Timothy. C. Hain, M.D.

Also see• FLW biltmoreFLW unity templeFLW Marin county civic building
Frank Lloyd Wright (from here), who designed the buildings discussed. Interior view of the FLW Unity Temple (the FLW preservation trust, which operates the FLW home and Robie house, does not allow pictures.) The Unity Temple Foundation does.

I live in Chicago and I like Frank Lloyd Wright's architecture (FLW), so I thought I should check out the FLW home/workshop in Oak Park, Illinois. Oak Park is a near suburb to Chicago - - easily accessible by car or public transportation (a combination of Metro train and cab would be best I think -- it would be a very long walk from the Harlem Metro stop). Other interesting FLW places in Chicago are the Robie house (in Hyde Park), and the Unity temple. I confess I have rather mixed feelings about the cost/benefit ratio of the tour as well as the propriety of selling tours to a house of worship (see below). If you are really a major FLW enthusiast -- OK - -see it. )

Oddly, the FLW house does not "look" like a FLW house from the outside -- it was Frank's first house, and from the outside it looks pretty much like an ordinary old Oak Park house. It does not have the "Prairie" look of later FLW houses (many of which line adjacent Forest avenue), but rather looks pretty much like an ordinary house. Curiously, there is presently some controversy concerning whether or not FLW designed many other houses in Oak Park, or whether these were imitation FLW houses.

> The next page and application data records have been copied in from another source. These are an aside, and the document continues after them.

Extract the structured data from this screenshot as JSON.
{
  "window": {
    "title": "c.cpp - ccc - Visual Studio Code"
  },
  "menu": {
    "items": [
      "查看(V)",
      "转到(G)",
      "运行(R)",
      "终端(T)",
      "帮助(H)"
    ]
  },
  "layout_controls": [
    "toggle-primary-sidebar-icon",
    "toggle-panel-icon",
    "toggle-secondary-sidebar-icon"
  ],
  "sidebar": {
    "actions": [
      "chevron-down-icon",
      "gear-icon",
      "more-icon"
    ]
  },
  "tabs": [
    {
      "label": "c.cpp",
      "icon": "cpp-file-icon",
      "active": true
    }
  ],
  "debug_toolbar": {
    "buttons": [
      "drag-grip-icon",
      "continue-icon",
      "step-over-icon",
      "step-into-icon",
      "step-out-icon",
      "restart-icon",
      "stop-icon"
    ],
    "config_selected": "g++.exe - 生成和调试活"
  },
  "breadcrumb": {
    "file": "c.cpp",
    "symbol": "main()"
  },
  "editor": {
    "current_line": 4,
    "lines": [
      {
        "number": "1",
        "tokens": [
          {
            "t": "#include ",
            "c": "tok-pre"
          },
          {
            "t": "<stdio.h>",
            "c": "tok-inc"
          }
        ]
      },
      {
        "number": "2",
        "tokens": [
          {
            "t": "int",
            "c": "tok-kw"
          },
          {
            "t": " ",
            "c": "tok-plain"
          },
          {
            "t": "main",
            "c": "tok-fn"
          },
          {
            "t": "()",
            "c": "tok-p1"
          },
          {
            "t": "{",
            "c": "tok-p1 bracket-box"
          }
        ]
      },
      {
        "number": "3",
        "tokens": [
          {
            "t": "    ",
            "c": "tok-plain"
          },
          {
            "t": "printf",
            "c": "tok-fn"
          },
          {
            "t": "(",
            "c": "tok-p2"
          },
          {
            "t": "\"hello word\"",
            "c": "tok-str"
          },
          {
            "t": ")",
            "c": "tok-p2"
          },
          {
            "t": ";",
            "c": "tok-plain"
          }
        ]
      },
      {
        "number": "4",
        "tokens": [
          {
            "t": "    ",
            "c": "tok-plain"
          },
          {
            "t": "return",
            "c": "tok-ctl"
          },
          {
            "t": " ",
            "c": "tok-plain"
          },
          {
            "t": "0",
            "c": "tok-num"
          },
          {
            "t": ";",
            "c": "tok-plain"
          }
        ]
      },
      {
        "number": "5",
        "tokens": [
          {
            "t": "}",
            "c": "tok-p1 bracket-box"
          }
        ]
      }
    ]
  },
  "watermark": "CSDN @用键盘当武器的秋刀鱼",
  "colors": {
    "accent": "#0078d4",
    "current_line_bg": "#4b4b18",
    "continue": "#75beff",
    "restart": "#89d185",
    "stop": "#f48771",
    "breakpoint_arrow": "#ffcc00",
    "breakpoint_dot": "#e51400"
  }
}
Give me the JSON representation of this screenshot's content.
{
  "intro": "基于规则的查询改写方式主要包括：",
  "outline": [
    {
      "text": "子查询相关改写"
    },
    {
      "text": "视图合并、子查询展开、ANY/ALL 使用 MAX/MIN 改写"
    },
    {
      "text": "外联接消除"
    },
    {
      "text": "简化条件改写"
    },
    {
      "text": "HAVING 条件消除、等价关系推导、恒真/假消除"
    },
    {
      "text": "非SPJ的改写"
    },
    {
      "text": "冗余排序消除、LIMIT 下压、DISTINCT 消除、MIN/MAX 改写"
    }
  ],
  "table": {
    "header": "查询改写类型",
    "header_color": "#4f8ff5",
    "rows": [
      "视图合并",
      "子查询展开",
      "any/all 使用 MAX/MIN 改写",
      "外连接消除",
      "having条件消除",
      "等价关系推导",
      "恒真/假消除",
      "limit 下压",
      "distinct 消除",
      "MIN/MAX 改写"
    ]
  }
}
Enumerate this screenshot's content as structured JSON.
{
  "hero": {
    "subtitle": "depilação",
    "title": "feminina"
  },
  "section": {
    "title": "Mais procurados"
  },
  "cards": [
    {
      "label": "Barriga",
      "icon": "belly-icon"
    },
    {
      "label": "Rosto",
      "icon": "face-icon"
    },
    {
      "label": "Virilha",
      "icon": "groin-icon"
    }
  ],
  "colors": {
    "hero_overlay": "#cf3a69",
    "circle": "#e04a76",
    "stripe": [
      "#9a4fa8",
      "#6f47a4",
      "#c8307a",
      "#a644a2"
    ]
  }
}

The FLW house is operated, and I use this word intentionally, by the FLW preservation trust. This is a group that supports itself by selling FLW merchandise in many places and providing docents for tours of FLW property. As far as I can tell, the FLW people are don't create anything new themselves -- they just market and sell FLW's previous output, and prevent other people from accessing the output until they pay the foundation.

The FLW house has a gift-shop in the house basement, which has almost the same merchandise as one can find in other FLW Preservation operated sites - -such as the Robie house in Hyde Park. Seems to me that there is room for a lot more merchandise.

Although the tour was expensive, I really liked the house and the tour -- the guide seemed to know his stuff in surprising detail. The house (seen on a sunny day in early Summer at about 4PM), was beautiful, due to the natural light coming in through the sky-lights and stained glass windows. I plan to come back on another day to take the neighbohrhood tour (another $12 I guess).

An interesting FLW trick that he put to great advantage in his own house was to use overhead skylights, with stained glass windows or grids overlaid on top. These are very neat.

FLW also seemed to be fond of simply using leaded panes in his windows -- without any colored glass. On the bottom floor, they are simple diamond shapes. On the second floor they are parabolas resembling a vault of a church ceiling. One would think that this simple and attractive design pattern could easily be put to use in contemporary buildings.

I was also fascinated to learn that FLW collected and dealt Japanese woodblock prints. Various prints (which don't look like the real thing) are thumbtacked up here and there throughout the house (the use of the fakes seems a bit "tacky" to me). There seems to me to be a great deal of similarity between FLW and Japanese lanterns, shoji screens, and art found in the Japanese shrines. The snapshot below shows a statue in an exterior garden of the house which reminds me of the stone lanterns that Japanese favor in their gardens.

Statue from exterior of Frank Lloyd Wright's house. The FLW Preservation trust does not allow the public to take pictures of the inside of the house.

A myriad of FLW organizations !

Curiously however, Taliesin East in Spring Green Wisconsin is operated by a different group - -Taliesin Preservation, Inc. Taliesin West in Phoenix is operated by a third group -- The Frank Lloyd Wright Foundation. Of course, the Unity temple tours are operated by a 4th group -- Unity temple Restoration Foundation I wonder why these groups don't all get together and form a single foundation ?

© Copyright June 26, 2023, Timothy C. Hain, All rights reserved. Dr Hain's CV Various and Sundry